WHAT YOU NEED TO DO => From top to bottom, retype the data exactly, passing over any picture.

──────────────────────────────

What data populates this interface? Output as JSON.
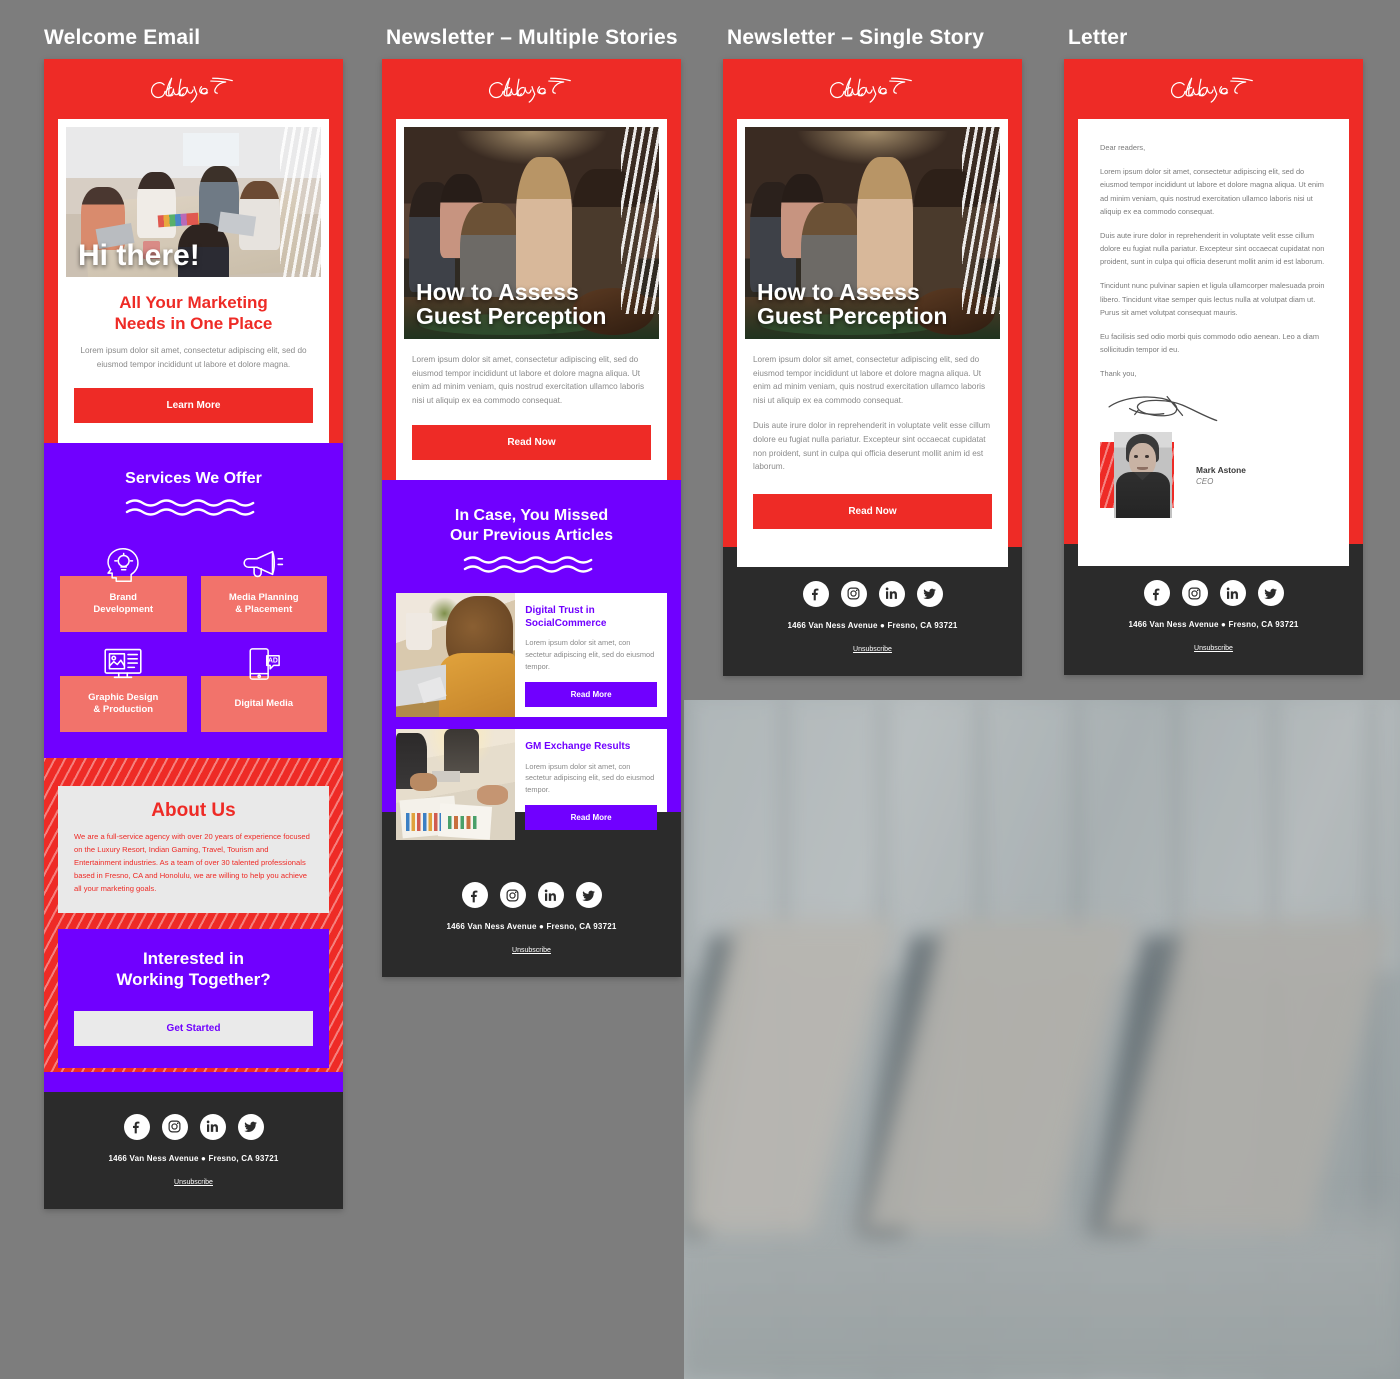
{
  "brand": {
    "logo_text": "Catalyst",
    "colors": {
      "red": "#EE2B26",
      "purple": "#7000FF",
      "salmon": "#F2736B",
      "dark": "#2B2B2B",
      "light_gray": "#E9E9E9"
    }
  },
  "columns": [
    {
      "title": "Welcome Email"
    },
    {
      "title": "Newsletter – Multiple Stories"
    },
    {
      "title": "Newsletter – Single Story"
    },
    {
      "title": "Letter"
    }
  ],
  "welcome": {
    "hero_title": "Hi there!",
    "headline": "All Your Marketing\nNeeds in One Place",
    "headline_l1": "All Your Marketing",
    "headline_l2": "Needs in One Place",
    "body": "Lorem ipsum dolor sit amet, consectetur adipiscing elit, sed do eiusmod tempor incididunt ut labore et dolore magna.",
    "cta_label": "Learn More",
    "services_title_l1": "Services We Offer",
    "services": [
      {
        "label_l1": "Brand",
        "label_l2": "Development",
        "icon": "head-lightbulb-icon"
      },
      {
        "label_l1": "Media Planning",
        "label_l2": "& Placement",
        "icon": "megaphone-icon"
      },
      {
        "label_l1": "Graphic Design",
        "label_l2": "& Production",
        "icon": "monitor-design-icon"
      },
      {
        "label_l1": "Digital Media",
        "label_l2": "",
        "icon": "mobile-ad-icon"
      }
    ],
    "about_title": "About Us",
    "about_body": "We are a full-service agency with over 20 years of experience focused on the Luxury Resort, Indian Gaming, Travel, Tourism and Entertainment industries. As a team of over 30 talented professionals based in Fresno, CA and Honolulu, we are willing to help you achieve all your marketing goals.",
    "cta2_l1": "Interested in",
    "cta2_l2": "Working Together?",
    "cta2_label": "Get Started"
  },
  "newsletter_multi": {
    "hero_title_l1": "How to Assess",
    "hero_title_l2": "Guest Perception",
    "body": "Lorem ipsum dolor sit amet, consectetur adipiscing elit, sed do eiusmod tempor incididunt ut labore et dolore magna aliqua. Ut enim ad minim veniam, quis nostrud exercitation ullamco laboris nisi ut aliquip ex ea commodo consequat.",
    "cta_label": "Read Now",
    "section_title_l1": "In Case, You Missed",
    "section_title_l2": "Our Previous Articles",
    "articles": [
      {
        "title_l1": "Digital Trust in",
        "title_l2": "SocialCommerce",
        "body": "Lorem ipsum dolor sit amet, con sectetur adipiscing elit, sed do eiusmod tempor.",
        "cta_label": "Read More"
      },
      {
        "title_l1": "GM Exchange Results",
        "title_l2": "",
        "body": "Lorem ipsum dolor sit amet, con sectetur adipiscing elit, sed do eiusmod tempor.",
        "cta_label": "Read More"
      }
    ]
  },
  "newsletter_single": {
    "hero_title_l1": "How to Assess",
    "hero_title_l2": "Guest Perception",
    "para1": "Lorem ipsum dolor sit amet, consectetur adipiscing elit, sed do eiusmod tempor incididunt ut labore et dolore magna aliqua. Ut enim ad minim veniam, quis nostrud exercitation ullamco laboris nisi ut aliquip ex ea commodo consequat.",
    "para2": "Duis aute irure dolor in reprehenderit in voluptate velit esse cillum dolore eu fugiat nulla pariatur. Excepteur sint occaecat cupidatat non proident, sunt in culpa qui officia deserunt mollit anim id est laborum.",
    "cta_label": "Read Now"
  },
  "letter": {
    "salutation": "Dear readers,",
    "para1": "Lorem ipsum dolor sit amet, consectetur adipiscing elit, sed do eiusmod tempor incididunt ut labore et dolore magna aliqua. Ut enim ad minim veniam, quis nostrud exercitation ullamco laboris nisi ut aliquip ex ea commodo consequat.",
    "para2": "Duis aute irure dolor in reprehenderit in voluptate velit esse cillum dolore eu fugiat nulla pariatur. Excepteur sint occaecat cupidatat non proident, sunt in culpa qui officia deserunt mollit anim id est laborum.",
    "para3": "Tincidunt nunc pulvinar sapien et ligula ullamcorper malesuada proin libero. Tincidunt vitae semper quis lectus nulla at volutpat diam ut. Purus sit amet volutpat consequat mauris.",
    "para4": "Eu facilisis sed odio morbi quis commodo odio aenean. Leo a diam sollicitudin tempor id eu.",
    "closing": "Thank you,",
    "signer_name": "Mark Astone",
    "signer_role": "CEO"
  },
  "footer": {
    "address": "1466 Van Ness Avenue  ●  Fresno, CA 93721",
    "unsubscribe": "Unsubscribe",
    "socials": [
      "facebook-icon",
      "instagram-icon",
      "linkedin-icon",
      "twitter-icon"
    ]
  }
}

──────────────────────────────

ANSWER FOR THIS EXERCISE =>
What data populates this interface? Output as JSON.
{
  "brand": {
    "logo_text": "Catalyst",
    "colors": {
      "red": "#EE2B26",
      "purple": "#7000FF",
      "salmon": "#F2736B",
      "dark": "#2B2B2B",
      "light_gray": "#E9E9E9"
    }
  },
  "columns": [
    {
      "title": "Welcome Email"
    },
    {
      "title": "Newsletter – Multiple Stories"
    },
    {
      "title": "Newsletter – Single Story"
    },
    {
      "title": "Letter"
    }
  ],
  "welcome": {
    "hero_title": "Hi there!",
    "headline": "All Your Marketing\nNeeds in One Place",
    "headline_l1": "All Your Marketing",
    "headline_l2": "Needs in One Place",
    "body": "Lorem ipsum dolor sit amet, consectetur adipiscing elit, sed do eiusmod tempor incididunt ut labore et dolore magna.",
    "cta_label": "Learn More",
    "services_title_l1": "Services We Offer",
    "services": [
      {
        "label_l1": "Brand",
        "label_l2": "Development",
        "icon": "head-lightbulb-icon"
      },
      {
        "label_l1": "Media Planning",
        "label_l2": "& Placement",
        "icon": "megaphone-icon"
      },
      {
        "label_l1": "Graphic Design",
        "label_l2": "& Production",
        "icon": "monitor-design-icon"
      },
      {
        "label_l1": "Digital Media",
        "label_l2": "",
        "icon": "mobile-ad-icon"
      }
    ],
    "about_title": "About Us",
    "about_body": "We are a full-service agency with over 20 years of experience focused on the Luxury Resort, Indian Gaming, Travel, Tourism and Entertainment industries. As a team of over 30 talented professionals based in Fresno, CA and Honolulu, we are willing to help you achieve all your marketing goals.",
    "cta2_l1": "Interested in",
    "cta2_l2": "Working Together?",
    "cta2_label": "Get Started"
  },
  "newsletter_multi": {
    "hero_title_l1": "How to Assess",
    "hero_title_l2": "Guest Perception",
    "body": "Lorem ipsum dolor sit amet, consectetur adipiscing elit, sed do eiusmod tempor incididunt ut labore et dolore magna aliqua. Ut enim ad minim veniam, quis nostrud exercitation ullamco laboris nisi ut aliquip ex ea commodo consequat.",
    "cta_label": "Read Now",
    "section_title_l1": "In Case, You Missed",
    "section_title_l2": "Our Previous Articles",
    "articles": [
      {
        "title_l1": "Digital Trust in",
        "title_l2": "SocialCommerce",
        "body": "Lorem ipsum dolor sit amet, con sectetur adipiscing elit, sed do eiusmod tempor.",
        "cta_label": "Read More"
      },
      {
        "title_l1": "GM Exchange Results",
        "title_l2": "",
        "body": "Lorem ipsum dolor sit amet, con sectetur adipiscing elit, sed do eiusmod tempor.",
        "cta_label": "Read More"
      }
    ]
  },
  "newsletter_single": {
    "hero_title_l1": "How to Assess",
    "hero_title_l2": "Guest Perception",
    "para1": "Lorem ipsum dolor sit amet, consectetur adipiscing elit, sed do eiusmod tempor incididunt ut labore et dolore magna aliqua. Ut enim ad minim veniam, quis nostrud exercitation ullamco laboris nisi ut aliquip ex ea commodo consequat.",
    "para2": "Duis aute irure dolor in reprehenderit in voluptate velit esse cillum dolore eu fugiat nulla pariatur. Excepteur sint occaecat cupidatat non proident, sunt in culpa qui officia deserunt mollit anim id est laborum.",
    "cta_label": "Read Now"
  },
  "letter": {
    "salutation": "Dear readers,",
    "para1": "Lorem ipsum dolor sit amet, consectetur adipiscing elit, sed do eiusmod tempor incididunt ut labore et dolore magna aliqua. Ut enim ad minim veniam, quis nostrud exercitation ullamco laboris nisi ut aliquip ex ea commodo consequat.",
    "para2": "Duis aute irure dolor in reprehenderit in voluptate velit esse cillum dolore eu fugiat nulla pariatur. Excepteur sint occaecat cupidatat non proident, sunt in culpa qui officia deserunt mollit anim id est laborum.",
    "para3": "Tincidunt nunc pulvinar sapien et ligula ullamcorper malesuada proin libero. Tincidunt vitae semper quis lectus nulla at volutpat diam ut. Purus sit amet volutpat consequat mauris.",
    "para4": "Eu facilisis sed odio morbi quis commodo odio aenean. Leo a diam sollicitudin tempor id eu.",
    "closing": "Thank you,",
    "signer_name": "Mark Astone",
    "signer_role": "CEO"
  },
  "footer": {
    "address": "1466 Van Ness Avenue  ●  Fresno, CA 93721",
    "unsubscribe": "Unsubscribe",
    "socials": [
      "facebook-icon",
      "instagram-icon",
      "linkedin-icon",
      "twitter-icon"
    ]
  }
}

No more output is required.